_Exercise details_
Across the entries below, how many lines contain the string "name"? Give only the count.

Items from an interface collection:
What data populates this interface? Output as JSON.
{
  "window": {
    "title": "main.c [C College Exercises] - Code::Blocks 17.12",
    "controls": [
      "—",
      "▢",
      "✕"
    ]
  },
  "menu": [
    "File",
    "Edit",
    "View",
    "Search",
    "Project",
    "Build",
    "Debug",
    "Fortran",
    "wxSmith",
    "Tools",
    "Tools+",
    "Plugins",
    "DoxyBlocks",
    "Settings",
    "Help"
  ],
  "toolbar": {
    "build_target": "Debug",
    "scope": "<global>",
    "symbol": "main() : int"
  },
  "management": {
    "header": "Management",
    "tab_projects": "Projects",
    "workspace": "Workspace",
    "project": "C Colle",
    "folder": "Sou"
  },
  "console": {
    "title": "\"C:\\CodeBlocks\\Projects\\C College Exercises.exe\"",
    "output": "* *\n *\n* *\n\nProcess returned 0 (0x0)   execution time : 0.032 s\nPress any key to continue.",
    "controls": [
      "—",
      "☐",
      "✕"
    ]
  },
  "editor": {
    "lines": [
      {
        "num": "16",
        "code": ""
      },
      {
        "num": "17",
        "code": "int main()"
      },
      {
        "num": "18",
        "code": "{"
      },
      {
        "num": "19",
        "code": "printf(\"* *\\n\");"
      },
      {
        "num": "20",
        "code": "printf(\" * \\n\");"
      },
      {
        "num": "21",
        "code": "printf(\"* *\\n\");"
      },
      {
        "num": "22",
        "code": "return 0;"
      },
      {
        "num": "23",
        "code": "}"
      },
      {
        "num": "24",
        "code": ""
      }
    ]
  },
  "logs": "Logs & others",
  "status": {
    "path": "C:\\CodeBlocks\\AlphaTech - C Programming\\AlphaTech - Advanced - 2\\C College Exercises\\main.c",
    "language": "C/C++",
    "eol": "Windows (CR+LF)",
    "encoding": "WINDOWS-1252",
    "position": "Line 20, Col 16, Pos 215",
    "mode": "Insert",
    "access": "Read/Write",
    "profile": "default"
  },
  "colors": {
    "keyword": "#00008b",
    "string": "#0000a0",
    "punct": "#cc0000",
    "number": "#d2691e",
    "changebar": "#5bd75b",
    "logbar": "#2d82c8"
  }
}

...

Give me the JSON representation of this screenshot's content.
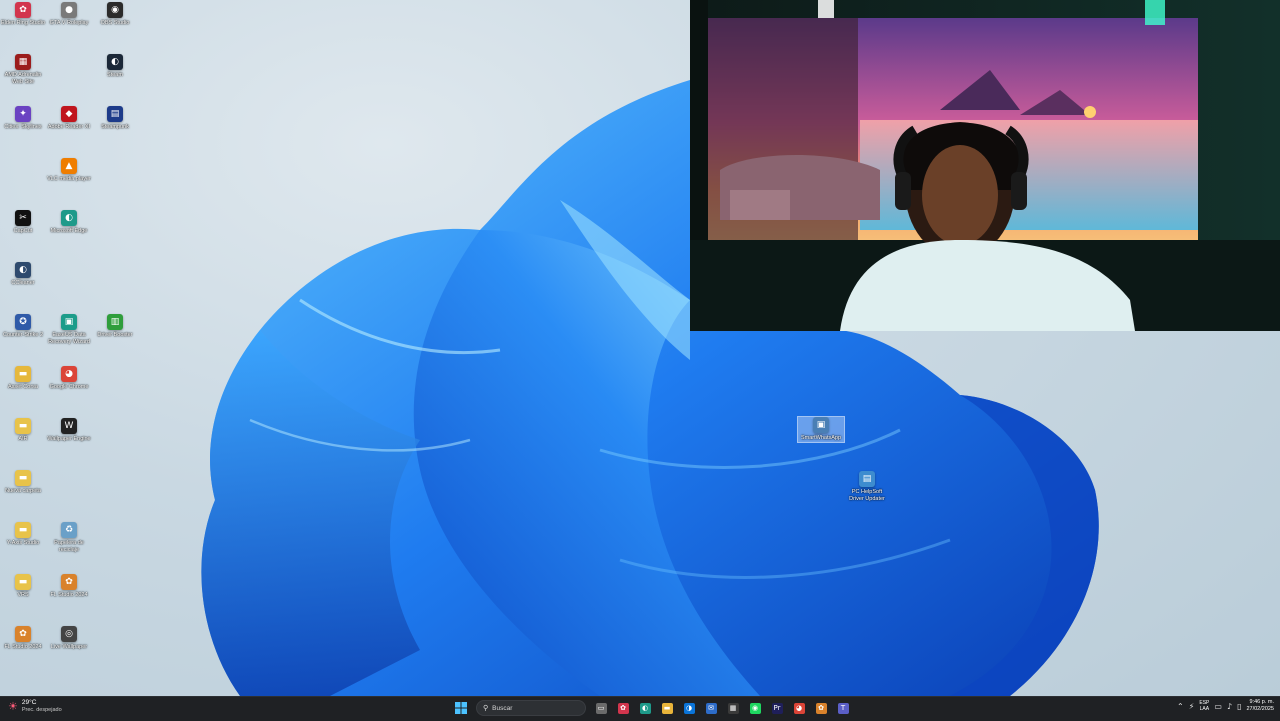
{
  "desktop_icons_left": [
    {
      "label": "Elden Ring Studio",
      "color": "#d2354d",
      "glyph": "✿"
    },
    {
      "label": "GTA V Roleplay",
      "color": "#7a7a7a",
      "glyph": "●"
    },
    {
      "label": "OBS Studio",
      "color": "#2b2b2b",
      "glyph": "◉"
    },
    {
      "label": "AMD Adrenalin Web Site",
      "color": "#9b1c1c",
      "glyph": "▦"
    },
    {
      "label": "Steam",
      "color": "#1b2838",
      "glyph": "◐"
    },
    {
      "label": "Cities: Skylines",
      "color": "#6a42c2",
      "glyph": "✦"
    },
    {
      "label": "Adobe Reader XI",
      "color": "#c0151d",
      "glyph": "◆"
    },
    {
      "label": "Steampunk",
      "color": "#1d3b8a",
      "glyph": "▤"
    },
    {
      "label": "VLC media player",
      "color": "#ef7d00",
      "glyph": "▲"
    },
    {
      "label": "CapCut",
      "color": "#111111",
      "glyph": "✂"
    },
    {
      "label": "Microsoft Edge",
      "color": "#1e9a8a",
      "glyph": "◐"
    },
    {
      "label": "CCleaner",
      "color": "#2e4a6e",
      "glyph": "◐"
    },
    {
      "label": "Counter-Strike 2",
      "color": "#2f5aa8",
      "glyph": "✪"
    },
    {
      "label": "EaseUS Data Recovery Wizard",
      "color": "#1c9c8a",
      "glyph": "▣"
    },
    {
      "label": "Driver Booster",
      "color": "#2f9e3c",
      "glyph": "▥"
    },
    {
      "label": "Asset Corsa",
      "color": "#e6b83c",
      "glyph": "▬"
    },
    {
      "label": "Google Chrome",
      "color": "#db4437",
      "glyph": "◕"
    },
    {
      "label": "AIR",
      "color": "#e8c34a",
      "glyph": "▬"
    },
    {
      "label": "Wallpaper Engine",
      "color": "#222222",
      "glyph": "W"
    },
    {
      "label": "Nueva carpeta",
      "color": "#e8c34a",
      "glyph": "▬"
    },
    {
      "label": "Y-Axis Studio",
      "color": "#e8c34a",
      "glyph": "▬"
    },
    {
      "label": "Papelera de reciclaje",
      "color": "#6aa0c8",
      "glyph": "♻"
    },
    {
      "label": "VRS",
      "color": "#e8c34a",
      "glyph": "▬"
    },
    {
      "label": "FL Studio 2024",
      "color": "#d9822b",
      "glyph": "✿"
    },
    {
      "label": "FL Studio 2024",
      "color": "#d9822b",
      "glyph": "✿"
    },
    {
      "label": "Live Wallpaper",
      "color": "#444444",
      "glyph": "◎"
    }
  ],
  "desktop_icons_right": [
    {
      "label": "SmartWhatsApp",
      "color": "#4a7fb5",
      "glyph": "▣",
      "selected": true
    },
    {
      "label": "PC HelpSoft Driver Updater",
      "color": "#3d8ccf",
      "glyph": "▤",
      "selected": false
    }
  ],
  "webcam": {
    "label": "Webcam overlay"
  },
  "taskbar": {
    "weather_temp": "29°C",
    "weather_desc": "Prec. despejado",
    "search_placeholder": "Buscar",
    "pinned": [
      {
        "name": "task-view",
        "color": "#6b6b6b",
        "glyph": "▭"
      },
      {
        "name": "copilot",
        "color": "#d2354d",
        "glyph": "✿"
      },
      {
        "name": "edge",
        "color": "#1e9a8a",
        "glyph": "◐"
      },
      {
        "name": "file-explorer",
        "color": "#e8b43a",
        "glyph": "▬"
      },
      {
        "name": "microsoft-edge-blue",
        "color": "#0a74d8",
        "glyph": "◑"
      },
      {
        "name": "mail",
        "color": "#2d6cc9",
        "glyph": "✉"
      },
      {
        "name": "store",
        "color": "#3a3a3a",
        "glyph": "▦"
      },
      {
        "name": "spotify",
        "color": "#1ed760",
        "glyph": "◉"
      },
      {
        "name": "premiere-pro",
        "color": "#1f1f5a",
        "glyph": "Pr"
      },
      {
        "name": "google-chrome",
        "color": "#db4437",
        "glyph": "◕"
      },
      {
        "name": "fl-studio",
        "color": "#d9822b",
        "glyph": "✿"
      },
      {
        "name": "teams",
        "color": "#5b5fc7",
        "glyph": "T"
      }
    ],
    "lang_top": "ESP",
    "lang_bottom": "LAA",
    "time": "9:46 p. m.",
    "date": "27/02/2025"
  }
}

_Task solution_
12